═══ INFORMATION PROVIDED ═══

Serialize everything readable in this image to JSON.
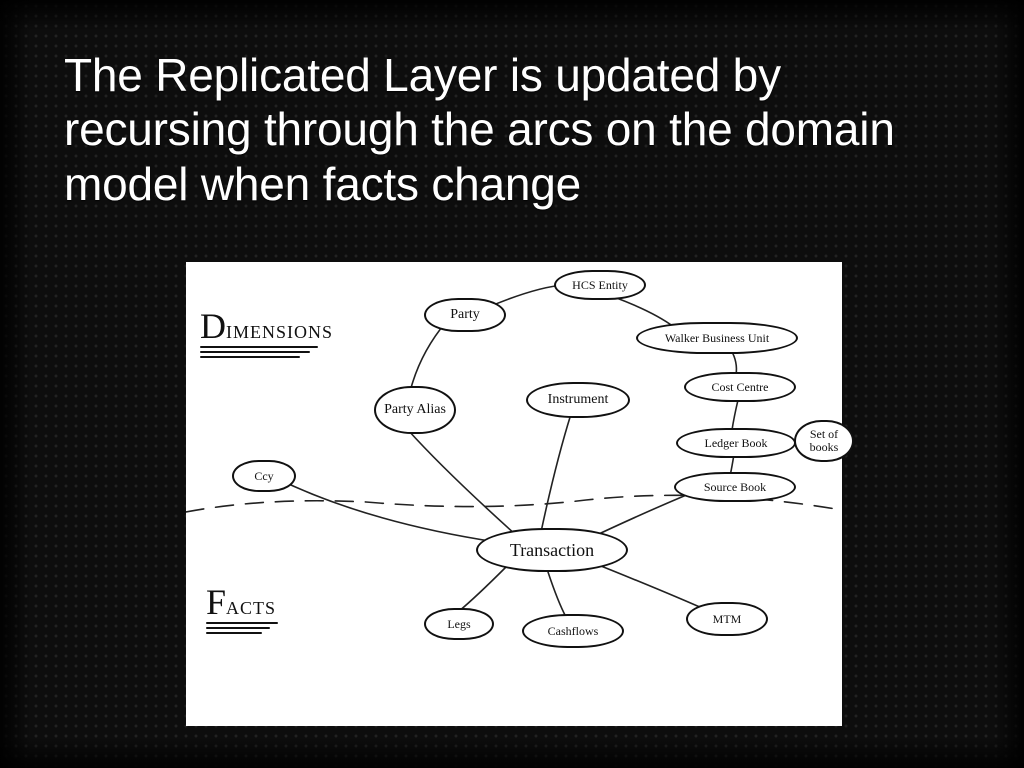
{
  "title": "The Replicated Layer is updated by recursing through the arcs on the domain model when facts change",
  "sections": {
    "dimensions": {
      "initial": "D",
      "rest": "IMENSIONS"
    },
    "facts": {
      "initial": "F",
      "rest": "ACTS"
    }
  },
  "nodes": {
    "party": "Party",
    "party_alias": "Party Alias",
    "ccy": "Ccy",
    "hcs_entity": "HCS Entity",
    "walker_bu": "Walker Business Unit",
    "cost_centre": "Cost Centre",
    "ledger_book": "Ledger Book",
    "set_of_books": "Set of books",
    "source_book": "Source Book",
    "instrument": "Instrument",
    "transaction": "Transaction",
    "legs": "Legs",
    "cashflows": "Cashflows",
    "mtm": "MTM"
  },
  "diagram": {
    "regions": [
      "Dimensions",
      "Facts"
    ],
    "facts_center": "Transaction",
    "transaction_children": [
      "Legs",
      "Cashflows",
      "MTM"
    ],
    "transaction_dimensions": [
      "Ccy",
      "Party Alias",
      "Instrument",
      "Source Book"
    ],
    "dimension_links": [
      [
        "Party Alias",
        "Party"
      ],
      [
        "Party",
        "HCS Entity"
      ],
      [
        "HCS Entity",
        "Walker Business Unit"
      ],
      [
        "Walker Business Unit",
        "Cost Centre"
      ],
      [
        "Cost Centre",
        "Ledger Book"
      ],
      [
        "Ledger Book",
        "Set of books"
      ],
      [
        "Ledger Book",
        "Source Book"
      ]
    ]
  }
}
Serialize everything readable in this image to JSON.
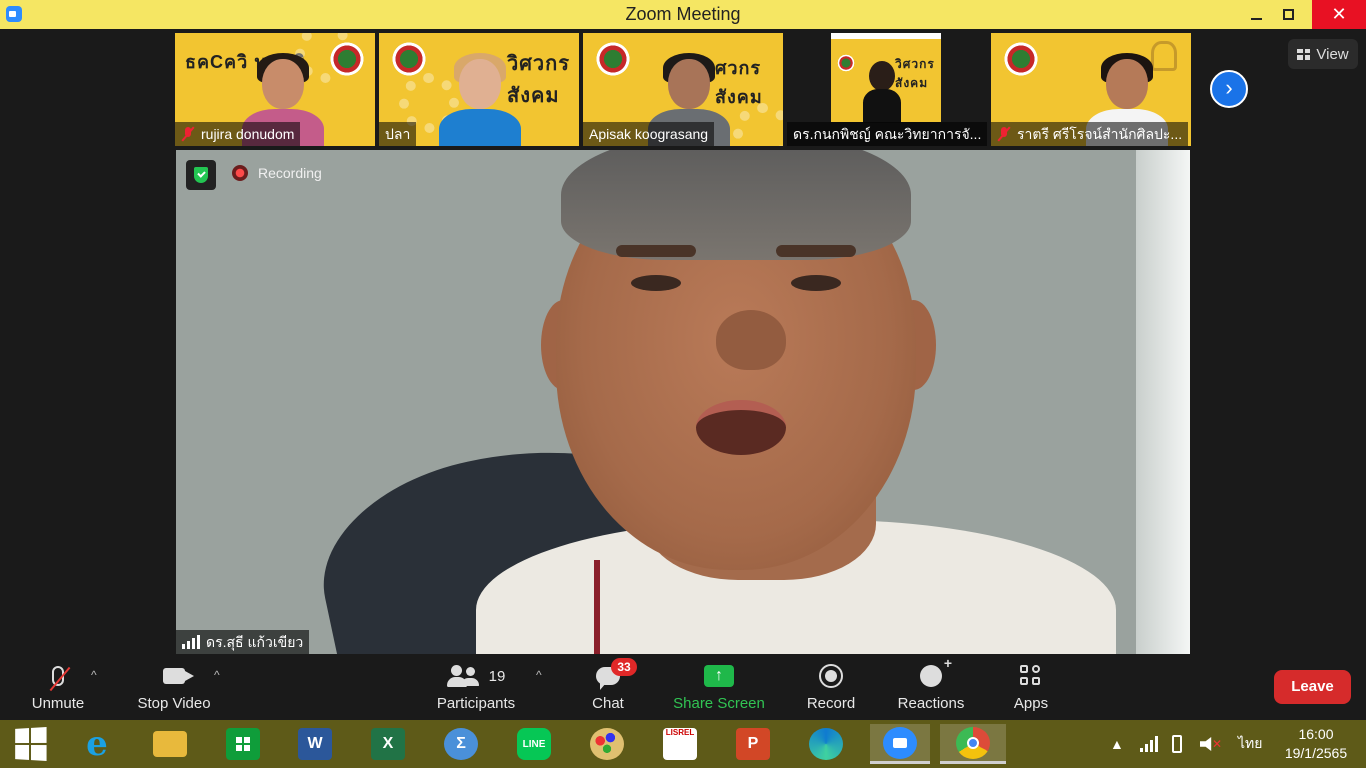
{
  "window": {
    "title": "Zoom Meeting",
    "minimize": "—",
    "close": "✕"
  },
  "view_button": {
    "label": "View"
  },
  "next_page_button": {
    "glyph": "›"
  },
  "thumbnails": [
    {
      "name": "rujira donudom",
      "muted": true,
      "poster": "ธคCควิ นคชธิ"
    },
    {
      "name": "ปลา",
      "muted": false,
      "poster": "วิศวกร สังคม"
    },
    {
      "name": "Apisak koograsang",
      "muted": false,
      "poster": "ศวกร สังคม"
    },
    {
      "name": "ดร.กนกพิชญ์ คณะวิทยาการจั...",
      "muted": false,
      "poster": "วิศวกร สังคม"
    },
    {
      "name": "ราตรี   ศรีโรจน์สำนักศิลปะ...",
      "muted": true,
      "poster": ""
    }
  ],
  "main_video": {
    "recording_label": "Recording",
    "speaker_name": "ดร.สุธี  แก้วเขียว"
  },
  "toolbar": {
    "unmute": "Unmute",
    "stop_video": "Stop Video",
    "participants": "Participants",
    "participants_count": "19",
    "chat": "Chat",
    "chat_badge": "33",
    "share_screen": "Share Screen",
    "share_glyph": "↑",
    "record": "Record",
    "reactions": "Reactions",
    "apps": "Apps",
    "leave": "Leave",
    "caret": "^"
  },
  "taskbar": {
    "apps": [
      {
        "name": "internet-explorer",
        "glyph": "e",
        "color": "#1ba1e2"
      },
      {
        "name": "file-explorer",
        "glyph": "",
        "color": "#e8b93c"
      },
      {
        "name": "store",
        "glyph": "",
        "color": "#0f9d3a"
      },
      {
        "name": "word",
        "glyph": "W",
        "color": "#2b579a"
      },
      {
        "name": "excel",
        "glyph": "X",
        "color": "#217346"
      },
      {
        "name": "math-input",
        "glyph": "Σ",
        "color": "#4a90d9"
      },
      {
        "name": "line",
        "glyph": "LINE",
        "color": "#06c755"
      },
      {
        "name": "paint",
        "glyph": "",
        "color": "#e0c070"
      },
      {
        "name": "lisrel",
        "glyph": "LISREL",
        "color": "#ffffff"
      },
      {
        "name": "powerpoint",
        "glyph": "P",
        "color": "#d24726"
      },
      {
        "name": "edge",
        "glyph": "",
        "color": "#0f7bd0"
      },
      {
        "name": "zoom",
        "glyph": "",
        "color": "#2d8cff"
      },
      {
        "name": "chrome",
        "glyph": "",
        "color": "#dd4b39"
      }
    ],
    "language": "ไทย",
    "tray_caret": "▲",
    "time": "16:00",
    "date": "19/1/2565"
  }
}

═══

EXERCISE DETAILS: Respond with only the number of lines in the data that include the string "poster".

YOUR RESPONSE: 5